I was so sure that my Boss, in the easy, relaxed way he interviewed me and his overall calm demeanor, would not be as detail-oriented as he claimed to be. This was among the most dangerous assumptions to make and one that I am still struggling to correct, though in my defense I am certain my boss made the opposite assumptions about me, as I arrived on the scene on time and well groomed with a bright and vivacious energy I reserve expressly for interviews. Though perhaps this is more my acting and projecting an idealized version of myself rather than his assuming anything.
I was so sure that Peter, the pale guy in marketing with the rather ostentatious fuel-guzzling German sports car and a penchant for tony, waterfront dining establishments was a modern princeling of sorts. In addition to the labor associated with a computer keyboard, his white hands seemed to know only the touch of his steering wheel and the stem of a full wine glass. He lived alone and I, curious about princeling’s dietary habits, once asked him if he cooked.
He thought for a moment, then replied, “I boil.”

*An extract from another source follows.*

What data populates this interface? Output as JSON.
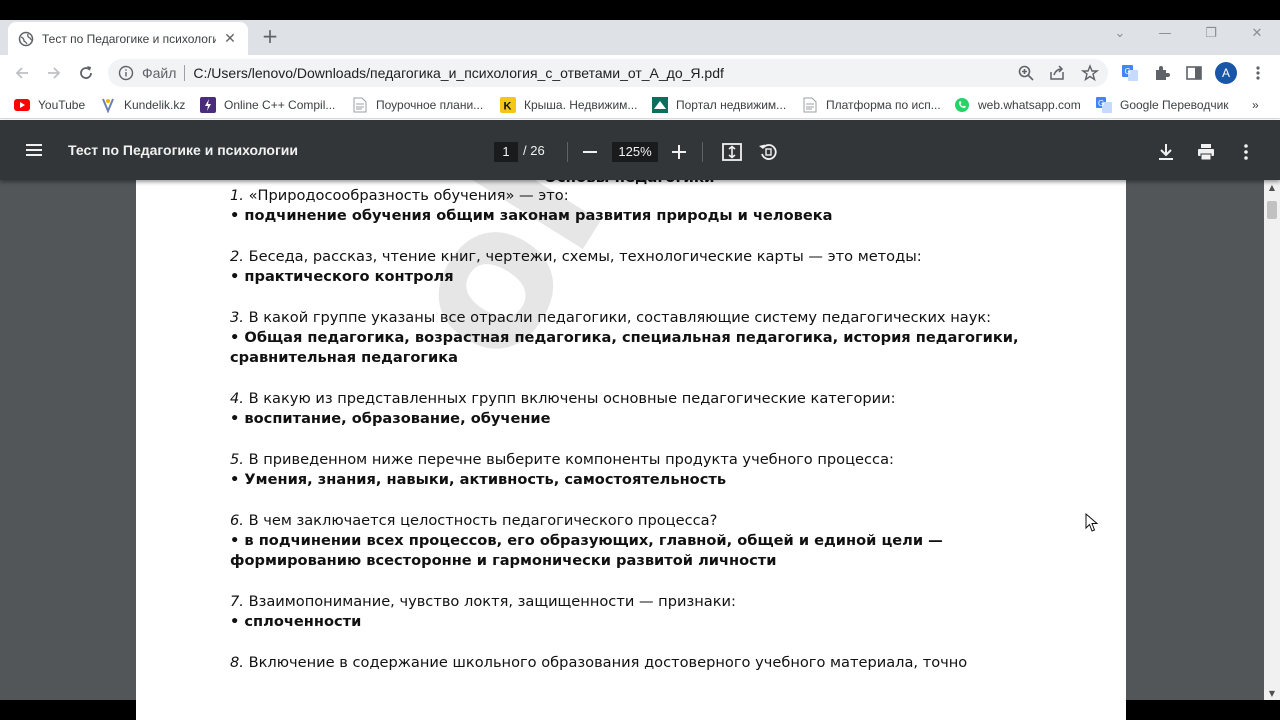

I was unsurprised. His response nestled nicely into the formula of my assumptions, and I was hell bent on my faulty math, too focused on single variables rather than the whole equation. Thus I was immensely surprised when I learned that Peter was quite the handyman and rather enjoyed tools and building things.
“I’m all home projects, all the time,” he said, “Over Christmas break, I’m converting half my closet into a workshop. I need the space for my tools.”
“That’s so strange,” I said, “I never thought you’d be the type to do anything like that yourself.”
I mentioned our brief dialogue about his limited culinary repertoire.
“You thought I was a pussy who feared tools because I can’t cook? How are the two even related?”
Not quite that, and they aren’t, but it was futile to explain my though process because my final answer was wrong. I had flattened Peter out along with all the others, stepped on his dimensions and assigned him a role and a personality that fit as poorly as Cindy’s trouser shorts. I had turned the truth into a pale fiction and writer or not, that is never a good thing.
|Edouard Manet The Execution of Emperor Maximilian, 1868-69|